Sep 27, 2017 | All School, Fine Arts, Share the Well, Upper School News

When Dr. Brande Jones’ Honors Biology students intersected with art teacher Mr. Hank Kunath, they were able to see, experience, and harness the phenomenon of surface tension.
Through suminagashi, the ancient Japanese art of marbling, students created beautiful works of art, while learning about the properties of water. Exploring the floating ink technique allowed students to see how water reacts, as if it were in slow motion.
Biology students are currently studying water, its properties, and why it is essential for life. While Dr. Jones took a deeper dive with her students to investigate its properties, Mr. Kunath was able to weave in Japanese culture and share the history of suminagashi.
With their new knowledge of fluid mechanics and the forces on themstudents were able to control the pigment in the water to create intentional shapes and scenes.

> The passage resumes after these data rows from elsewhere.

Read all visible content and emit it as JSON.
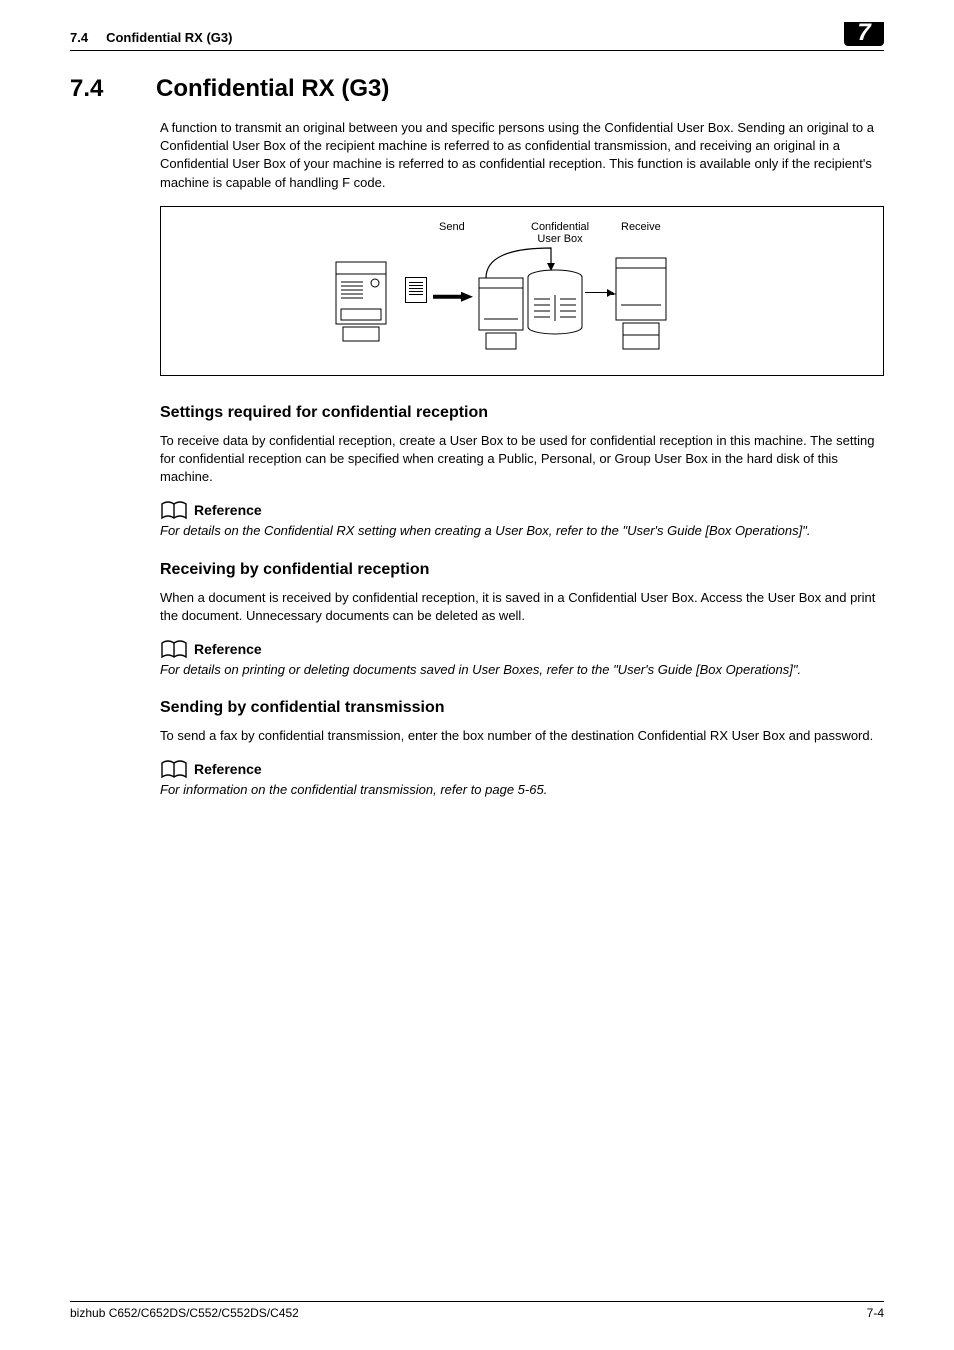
{
  "header": {
    "section_num": "7.4",
    "section_title": "Confidential RX (G3)",
    "chapter": "7"
  },
  "main": {
    "num": "7.4",
    "title": "Confidential RX (G3)",
    "intro": "A function to transmit an original between you and specific persons using the Confidential User Box. Sending an original to a Confidential User Box of the recipient machine is referred to as confidential transmission, and receiving an original in a Confidential User Box of your machine is referred to as confidential reception. This function is available only if the recipient's machine is capable of handling F code.",
    "figure": {
      "send_label": "Send",
      "box_label": "Confidential\nUser Box",
      "receive_label": "Receive"
    },
    "s1": {
      "heading": "Settings required for confidential reception",
      "body": "To receive data by confidential reception, create a User Box to be used for confidential reception in this machine. The setting for confidential reception can be specified when creating a Public, Personal, or Group User Box in the hard disk of this machine.",
      "ref_label": "Reference",
      "ref_text": "For details on the Confidential RX setting when creating a User Box, refer to the \"User's Guide [Box Operations]\"."
    },
    "s2": {
      "heading": "Receiving by confidential reception",
      "body": "When a document is received by confidential reception, it is saved in a Confidential User Box. Access the User Box and print the document. Unnecessary documents can be deleted as well.",
      "ref_label": "Reference",
      "ref_text": "For details on printing or deleting documents saved in User Boxes, refer to the \"User's Guide [Box Operations]\"."
    },
    "s3": {
      "heading": "Sending by confidential transmission",
      "body": "To send a fax by confidential transmission, enter the box number of the destination Confidential RX User Box and password.",
      "ref_label": "Reference",
      "ref_text": "For information on the confidential transmission, refer to page 5-65."
    }
  },
  "footer": {
    "model": "bizhub C652/C652DS/C552/C552DS/C452",
    "page": "7-4"
  }
}
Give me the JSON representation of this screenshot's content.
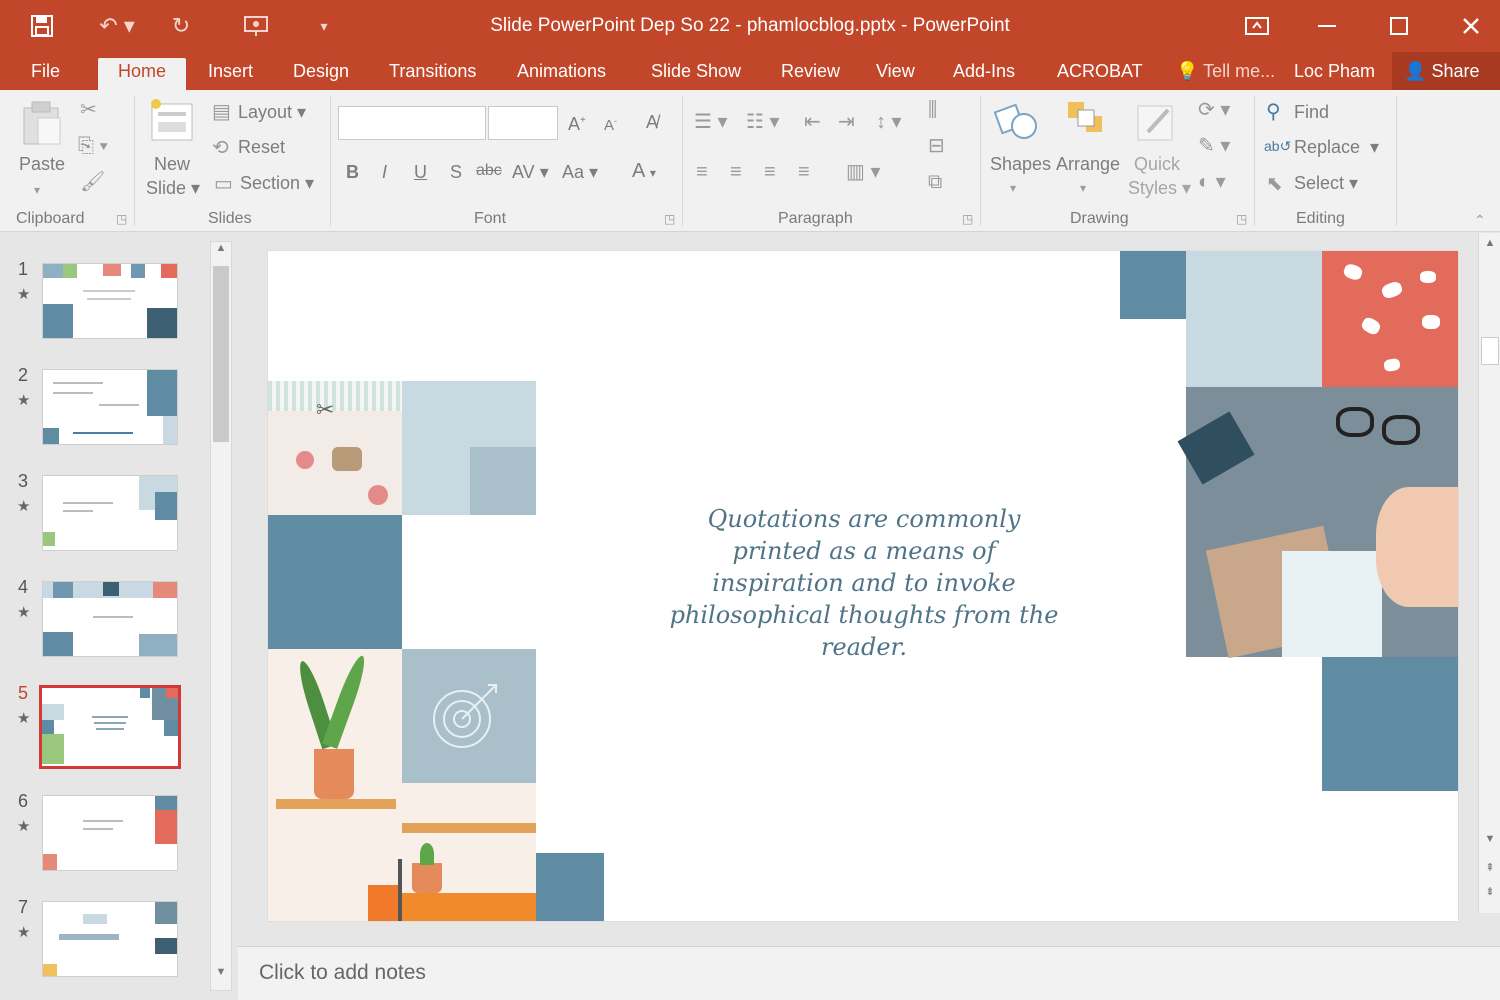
{
  "window": {
    "title": "Slide PowerPoint Dep So 22 - phamlocblog.pptx - PowerPoint",
    "icons": [
      "save-icon",
      "undo-icon",
      "redo-icon",
      "presentation-icon",
      "customize-qat-icon",
      "ribbon-display-icon",
      "minimize-icon",
      "maximize-icon",
      "close-icon"
    ]
  },
  "tabs": {
    "file": "File",
    "home": "Home",
    "insert": "Insert",
    "design": "Design",
    "transitions": "Transitions",
    "animations": "Animations",
    "slideshow": "Slide Show",
    "review": "Review",
    "view": "View",
    "addins": "Add-Ins",
    "acrobat": "ACROBAT",
    "tellme": "Tell me...",
    "user": "Loc Pham",
    "share": "Share"
  },
  "ribbon": {
    "clipboard": {
      "label": "Clipboard",
      "paste": "Paste"
    },
    "slides": {
      "label": "Slides",
      "new_slide_line1": "New",
      "new_slide_line2": "Slide",
      "layout": "Layout",
      "reset": "Reset",
      "section": "Section"
    },
    "font": {
      "label": "Font",
      "bold": "B",
      "italic": "I",
      "underline": "U",
      "shadow": "S",
      "strike": "abc",
      "spacing": "AV",
      "case": "Aa",
      "color": "A"
    },
    "paragraph": {
      "label": "Paragraph"
    },
    "drawing": {
      "label": "Drawing",
      "shapes": "Shapes",
      "arrange": "Arrange",
      "quick_styles_line1": "Quick",
      "quick_styles_line2": "Styles"
    },
    "editing": {
      "label": "Editing",
      "find": "Find",
      "replace": "Replace",
      "select": "Select"
    }
  },
  "slides": [
    {
      "number": "1"
    },
    {
      "number": "2"
    },
    {
      "number": "3"
    },
    {
      "number": "4"
    },
    {
      "number": "5"
    },
    {
      "number": "6"
    },
    {
      "number": "7"
    }
  ],
  "selected_slide": "5",
  "slide": {
    "quote": "Quotations are commonly printed as a means of inspiration and to invoke philosophical thoughts from the reader."
  },
  "notes": {
    "placeholder": "Click to add notes"
  },
  "colors": {
    "accent": "#c2462a",
    "slide_blue": "#5f8ba3",
    "slide_light": "#c9d9e1",
    "slide_coral": "#e46c5b",
    "quote_text": "#4f7487"
  }
}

Additionally, they learned that their basic understanding of surface tension has a wide range of applications, including mechanical engineering, civil engineering, chemical engineering, biomedical engineering, geophysics, astrophysics, and biology.
Sarah Schab, a ninth grader, reflects on the lesson, “I learned so much about properties of water, because I could actually see how the the density of the paint reacted in the water. It helped that it was a visual, hands-on experience.”
Sharing his thoughts on the process, Mr. Kunath says, “Through the spontaneity of art, the students were able to see and feel the principles of water. They were overwhelmed when they saw the paper literally pick up the paint from the water.”
Dr. Jones shares, “I could see from the excitement on their faces how the lesson came to life for them.”